Leafy greens to be exact. I’ve already mentioned spinach but the more the merrier! Varying your vegetables every week means you can add more vitamins and minerals to your diet. A recent study, by Imperial College London suggested that five portions of fruit and veg a day is good for you, but 10 is much better. Apparently, aiming for 10 a day could prevent up to 7.8 million premature deaths worldwide every year!
Look to also add cruciferous vegetables (broccoli, cabbage, sprouts) into your diet. They support detoxification in the body. This means they are the best weapons against diseases such as cancer and heart disease. My personal favourites are kale and broccoli.
For an easy swap, instead of greasy potato crisps opt for this delicious baked kale snack which you can make yourself.
Consuming a variety of fruits could reduce the risk of many health conditions. Did you know fruit can also promote a healthy complexion and increased energy?
Blueberries are particularly good. Recent research even suggests they could help fight Alzheimer’s. I find the easiest way to add them into my diet is to throw a handful on my porridge in the morning.
A couple of sneakier ways to incorporate more fruit into your diet is in the form of delicious desserts. Here are two of my favourite recipes: the healthiest chocolate mousse (featuring avocados) and this two ingredient vegan chocolate banana ice cream (you have GOT to try that last one, trust me!).
If you’re out and about, dried apricots are great as a quick snack. I’m the type of person who craves sweets every day but I try to choose natural sugars instead whenever possible. The drying process degrades a fruit’s content of water-soluble. This means that heat-sensitive vitamins, such as vitamin C become more concentrated. Dried apricots therefore provide higher levels of most nutrients than their fresh counterparts.
Nuts are an amazing source of fibre and protein. They contain countless vitamins and minerals plus those essential fats that the body needs to survive. Try to aim for two palm full servings per day as a snack. Nuts are also fantastic for breastfeeding mums who need the extra protein!

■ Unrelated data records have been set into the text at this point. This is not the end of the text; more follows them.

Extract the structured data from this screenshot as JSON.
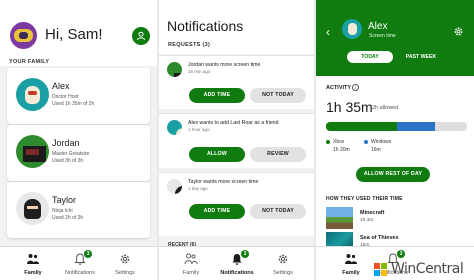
{
  "family": {
    "greeting": "Hi, Sam!",
    "section_label": "YOUR FAMILY",
    "members": [
      {
        "name": "Alex",
        "tag": "Doctor Hoot",
        "used": "Used 1h 35m of 2h"
      },
      {
        "name": "Jordan",
        "tag": "Master Greatsire",
        "used": "Used 3h of 3h"
      },
      {
        "name": "Taylor",
        "tag": "Ninja Ichi",
        "used": "Used 2h of 3h"
      }
    ]
  },
  "nav": {
    "family": "Family",
    "notifications": "Notifications",
    "settings": "Settings",
    "badge": "3"
  },
  "notifications": {
    "title": "Notifications",
    "requests_label": "REQUESTS (3)",
    "requests": [
      {
        "message": "Jordan wants more screen time",
        "time": "16 min ago",
        "primary": "ADD TIME",
        "secondary": "NOT TODAY"
      },
      {
        "message": "Alex wants to add Last Roar as a friend",
        "time": "1 hour ago",
        "primary": "ALLOW",
        "secondary": "REVIEW"
      },
      {
        "message": "Taylor wants more screen time",
        "time": "1 day ago",
        "primary": "ADD TIME",
        "secondary": "NOT TODAY"
      }
    ],
    "recent_label": "RECENT (6)"
  },
  "child": {
    "name": "Alex",
    "subtitle": "Screen time",
    "tabs": [
      "TODAY",
      "PAST WEEK"
    ],
    "activity_label": "ACTIVITY",
    "total": "1h 35m",
    "allowed": "2h allowed",
    "usage": [
      {
        "device": "Xbox",
        "time": "1h 20m",
        "fraction": 0.5,
        "color": "#107c10"
      },
      {
        "device": "Windows",
        "time": "16m",
        "fraction": 0.27,
        "color": "#2a73c7"
      }
    ],
    "allow_button": "ALLOW REST OF DAY",
    "games_label": "HOW THEY USED THEIR TIME",
    "games": [
      {
        "name": "Minecraft",
        "time": "1h 4m"
      },
      {
        "name": "Sea of Thieves",
        "time": "16m"
      }
    ]
  },
  "watermark": "WinCentral"
}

Let’s look at seeds. My personal favourite are flaxseeds. They have been known as a wonder food for a while now. I like to add them to practically everything; porridge, soups, salads. To spruce up your salads pumpkin seeds are also a terrific addition!
It’s claimed to lead to all sorts of benefits. Some of which are supported by science. The benefits include weight loss, lower blood sugar levels and improved symptoms of diabetes. I’m certainly no scientist, so I’m still on the fence about this one. It does appear to be very healthy and can increase energy levels, which I’m all for.

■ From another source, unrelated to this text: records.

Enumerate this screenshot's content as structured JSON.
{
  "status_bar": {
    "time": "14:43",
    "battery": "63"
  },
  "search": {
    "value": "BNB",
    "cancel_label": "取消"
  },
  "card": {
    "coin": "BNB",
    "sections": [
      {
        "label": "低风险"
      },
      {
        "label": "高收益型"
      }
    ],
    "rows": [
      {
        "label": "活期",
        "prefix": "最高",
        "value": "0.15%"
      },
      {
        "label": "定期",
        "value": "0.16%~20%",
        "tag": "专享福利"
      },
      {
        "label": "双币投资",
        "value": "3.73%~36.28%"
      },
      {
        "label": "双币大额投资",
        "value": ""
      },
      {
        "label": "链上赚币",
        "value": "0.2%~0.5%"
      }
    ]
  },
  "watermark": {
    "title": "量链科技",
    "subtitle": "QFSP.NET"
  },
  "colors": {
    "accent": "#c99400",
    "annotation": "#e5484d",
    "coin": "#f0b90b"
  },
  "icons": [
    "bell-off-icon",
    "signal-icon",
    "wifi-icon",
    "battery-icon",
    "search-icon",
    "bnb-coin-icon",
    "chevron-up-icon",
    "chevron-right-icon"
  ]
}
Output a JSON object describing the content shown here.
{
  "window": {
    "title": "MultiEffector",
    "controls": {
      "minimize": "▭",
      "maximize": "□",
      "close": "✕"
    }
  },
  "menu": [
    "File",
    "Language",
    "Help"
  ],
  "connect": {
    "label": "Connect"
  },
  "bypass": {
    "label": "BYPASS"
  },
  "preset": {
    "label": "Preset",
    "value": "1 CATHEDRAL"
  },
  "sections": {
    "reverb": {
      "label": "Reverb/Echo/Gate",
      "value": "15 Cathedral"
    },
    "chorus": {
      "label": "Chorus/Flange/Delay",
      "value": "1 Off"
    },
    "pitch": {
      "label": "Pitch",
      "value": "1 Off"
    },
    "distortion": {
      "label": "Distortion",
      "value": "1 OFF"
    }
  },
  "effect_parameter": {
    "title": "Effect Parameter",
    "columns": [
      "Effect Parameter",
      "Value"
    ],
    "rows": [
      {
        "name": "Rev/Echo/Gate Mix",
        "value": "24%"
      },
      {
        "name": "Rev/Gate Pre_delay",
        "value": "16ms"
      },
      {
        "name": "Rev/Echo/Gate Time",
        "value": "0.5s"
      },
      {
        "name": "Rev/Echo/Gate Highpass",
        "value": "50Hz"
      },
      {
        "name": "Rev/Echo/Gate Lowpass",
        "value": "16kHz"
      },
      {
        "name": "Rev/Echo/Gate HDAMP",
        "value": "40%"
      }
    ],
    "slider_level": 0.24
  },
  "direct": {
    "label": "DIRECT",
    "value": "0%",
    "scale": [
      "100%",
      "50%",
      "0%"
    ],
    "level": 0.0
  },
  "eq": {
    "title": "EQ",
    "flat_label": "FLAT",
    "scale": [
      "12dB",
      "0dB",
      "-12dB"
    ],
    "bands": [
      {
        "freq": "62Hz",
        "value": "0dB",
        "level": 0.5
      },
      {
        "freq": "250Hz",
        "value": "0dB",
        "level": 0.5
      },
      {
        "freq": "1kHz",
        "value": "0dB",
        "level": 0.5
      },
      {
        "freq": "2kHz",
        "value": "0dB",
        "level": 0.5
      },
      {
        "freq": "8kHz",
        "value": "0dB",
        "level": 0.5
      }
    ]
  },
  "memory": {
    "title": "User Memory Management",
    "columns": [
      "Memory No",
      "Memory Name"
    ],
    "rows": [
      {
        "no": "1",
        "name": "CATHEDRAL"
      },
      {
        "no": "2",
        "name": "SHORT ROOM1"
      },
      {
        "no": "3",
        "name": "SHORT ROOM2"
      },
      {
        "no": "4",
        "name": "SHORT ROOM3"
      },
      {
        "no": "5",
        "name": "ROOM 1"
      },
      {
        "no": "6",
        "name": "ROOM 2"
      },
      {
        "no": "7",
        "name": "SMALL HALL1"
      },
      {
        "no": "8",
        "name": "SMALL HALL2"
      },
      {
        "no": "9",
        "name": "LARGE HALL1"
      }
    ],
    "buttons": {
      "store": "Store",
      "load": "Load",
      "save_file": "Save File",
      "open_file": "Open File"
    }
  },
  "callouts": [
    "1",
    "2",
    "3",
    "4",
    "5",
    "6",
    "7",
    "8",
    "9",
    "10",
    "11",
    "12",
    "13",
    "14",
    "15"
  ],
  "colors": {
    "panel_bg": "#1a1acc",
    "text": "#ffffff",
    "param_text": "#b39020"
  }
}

The best way to incorporate it into your diet is to use it in your cooking, or for salad dressings. Some people take it was a supplement. They dilute it in water and drink it (common dosages range from 1-2 teaspoons to 1-2 tablespoons per day).

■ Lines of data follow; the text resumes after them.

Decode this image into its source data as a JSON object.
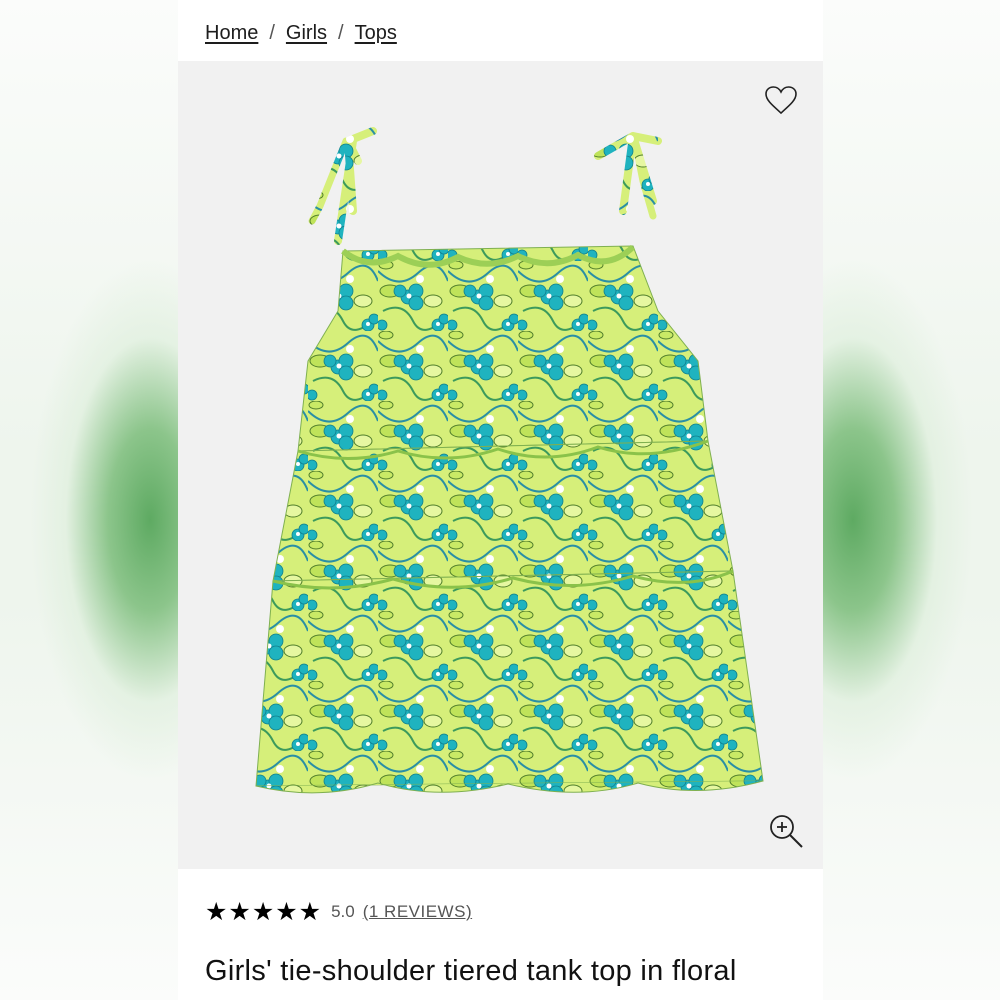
{
  "breadcrumb": {
    "items": [
      "Home",
      "Girls",
      "Tops"
    ],
    "separator": "/"
  },
  "product": {
    "image_alt": "Girls' tie-shoulder tiered tank top in floral",
    "wishlist_icon": "heart-outline-icon",
    "zoom_icon": "zoom-in-icon",
    "rating": {
      "stars": "★★★★★",
      "score": "5.0",
      "reviews_label": "(1 REVIEWS)"
    },
    "title": "Girls' tie-shoulder tiered tank top in floral"
  },
  "colors": {
    "fabric_green": "#c5e85a",
    "flower_teal": "#1fb3bf",
    "side_green": "#7fbf7c"
  }
}
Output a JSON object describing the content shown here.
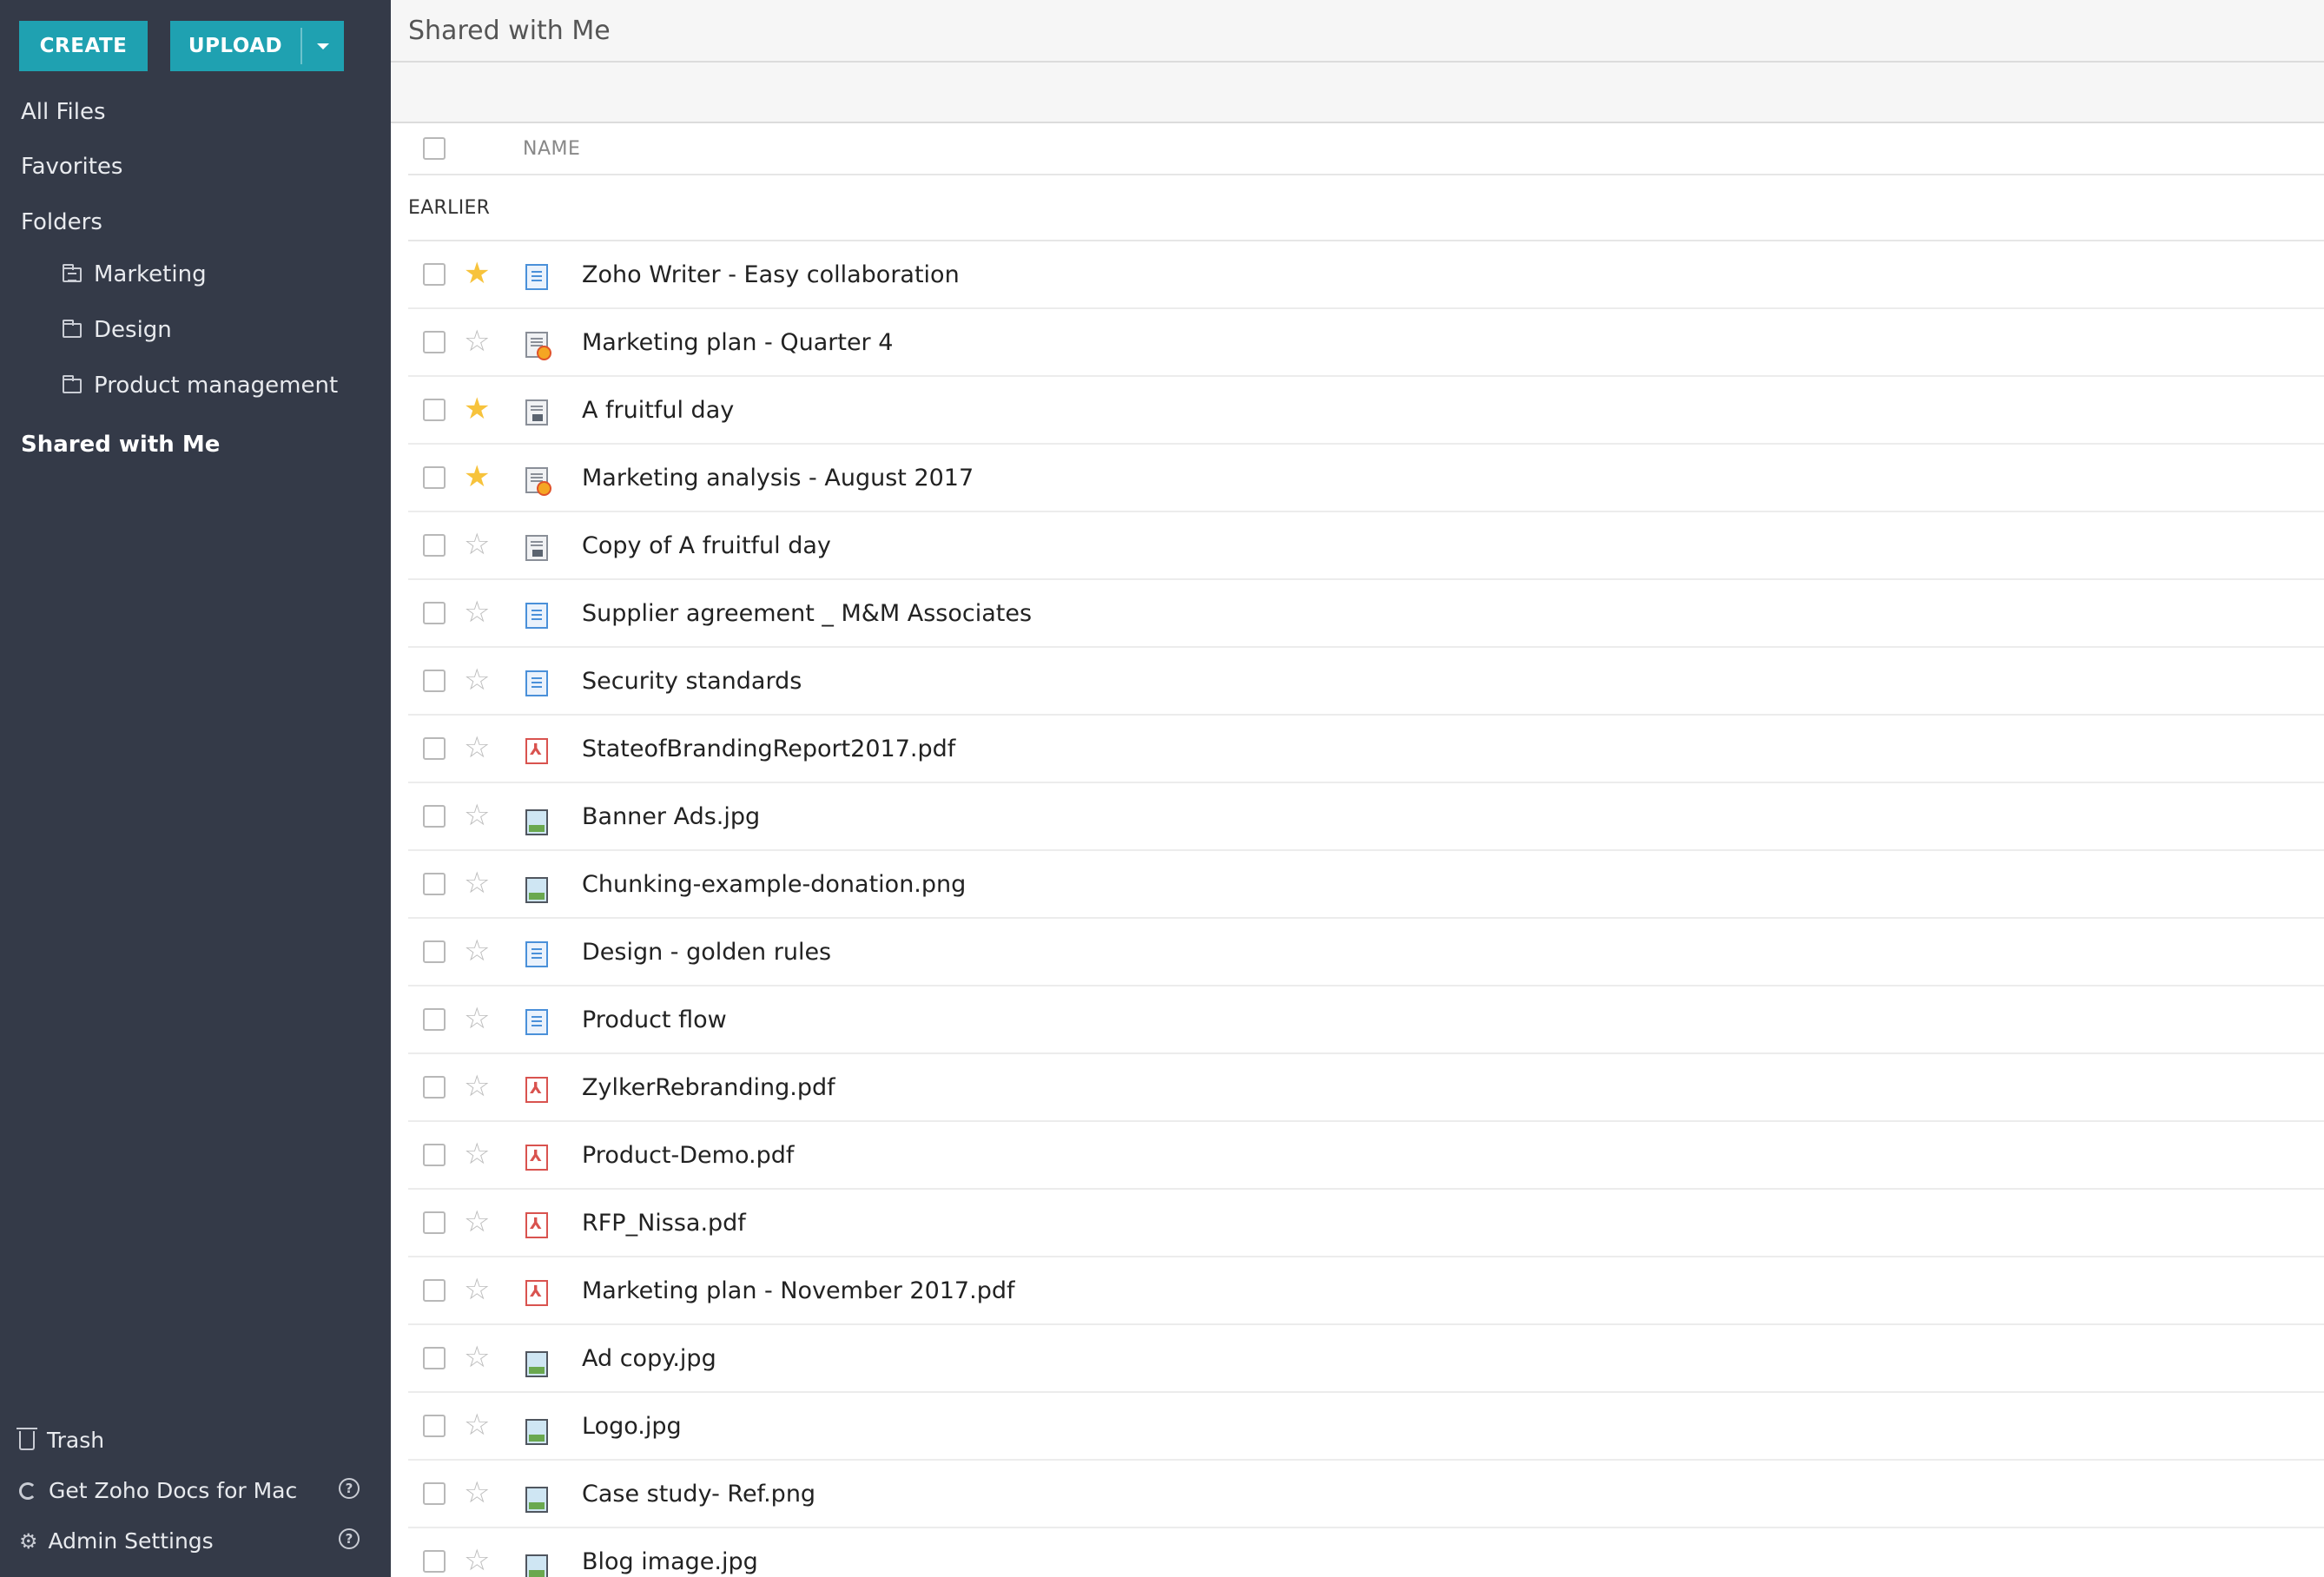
{
  "sidebar": {
    "create_label": "CREATE",
    "upload_label": "UPLOAD",
    "nav": {
      "all_files": "All Files",
      "favorites": "Favorites",
      "folders": "Folders",
      "folder_marketing": "Marketing",
      "folder_design": "Design",
      "folder_product_management": "Product management",
      "shared_with_me": "Shared with Me"
    },
    "bottom": {
      "trash": "Trash",
      "get_docs_mac": "Get Zoho Docs for Mac",
      "admin_settings": "Admin Settings"
    }
  },
  "main": {
    "title": "Shared with Me",
    "column_name": "NAME",
    "group_label": "EARLIER",
    "files": [
      {
        "name": "Zoho Writer - Easy collaboration",
        "type": "doc",
        "starred": true
      },
      {
        "name": "Marketing plan - Quarter 4",
        "type": "sheet",
        "starred": false
      },
      {
        "name": "A fruitful day",
        "type": "pres",
        "starred": true
      },
      {
        "name": "Marketing analysis - August 2017",
        "type": "sheet",
        "starred": true
      },
      {
        "name": "Copy of A fruitful day",
        "type": "pres",
        "starred": false
      },
      {
        "name": "Supplier agreement _ M&M Associates",
        "type": "doc",
        "starred": false
      },
      {
        "name": "Security standards",
        "type": "doc",
        "starred": false
      },
      {
        "name": "StateofBrandingReport2017.pdf",
        "type": "pdf",
        "starred": false
      },
      {
        "name": "Banner Ads.jpg",
        "type": "img",
        "starred": false
      },
      {
        "name": "Chunking-example-donation.png",
        "type": "img",
        "starred": false
      },
      {
        "name": "Design - golden rules",
        "type": "doc",
        "starred": false
      },
      {
        "name": "Product flow",
        "type": "doc",
        "starred": false
      },
      {
        "name": "ZylkerRebranding.pdf",
        "type": "pdf",
        "starred": false
      },
      {
        "name": "Product-Demo.pdf",
        "type": "pdf",
        "starred": false
      },
      {
        "name": "RFP_Nissa.pdf",
        "type": "pdf",
        "starred": false
      },
      {
        "name": "Marketing plan - November 2017.pdf",
        "type": "pdf",
        "starred": false
      },
      {
        "name": "Ad copy.jpg",
        "type": "img",
        "starred": false
      },
      {
        "name": "Logo.jpg",
        "type": "img",
        "starred": false
      },
      {
        "name": "Case study- Ref.png",
        "type": "img",
        "starred": false
      },
      {
        "name": "Blog image.jpg",
        "type": "img",
        "starred": false
      }
    ]
  }
}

Beans or legumes beans are incredible. Full of good fats, protein, fibre and much more. They stabilise blood sugar, curb your desire for sweets and can make you feel full. I have plenty of dietary advice after my first colonic experience. I was told they are practically “the world’s most perfect food” and brilliant for gut health!
Snacking on edamame beans has become “a thing” in recent years and rightly so. A 225g serving gives you as much fibre as four slices of whole wheat bread! Edamame beans are also high in iron (about as much as a roasted chicken breast).
Remember, small changes soon add up to making a significant difference. You could start by simply drinking more water each day and adding freshly sliced lemon! Whatever works best for you and your lifestyle.
If you have any great hacks for getting more superfoods into your diet, let me know in the comments below. Or tweet us @totmorganic.
This blog was written by our Communications Manager, Daisy Pratt.This blog reflects Daisy’s own opinion and experience. She has no medical experience or nutritional qualifications. When trying new foods always be mindful of allergies and consult a doctor before making drastic diet changes.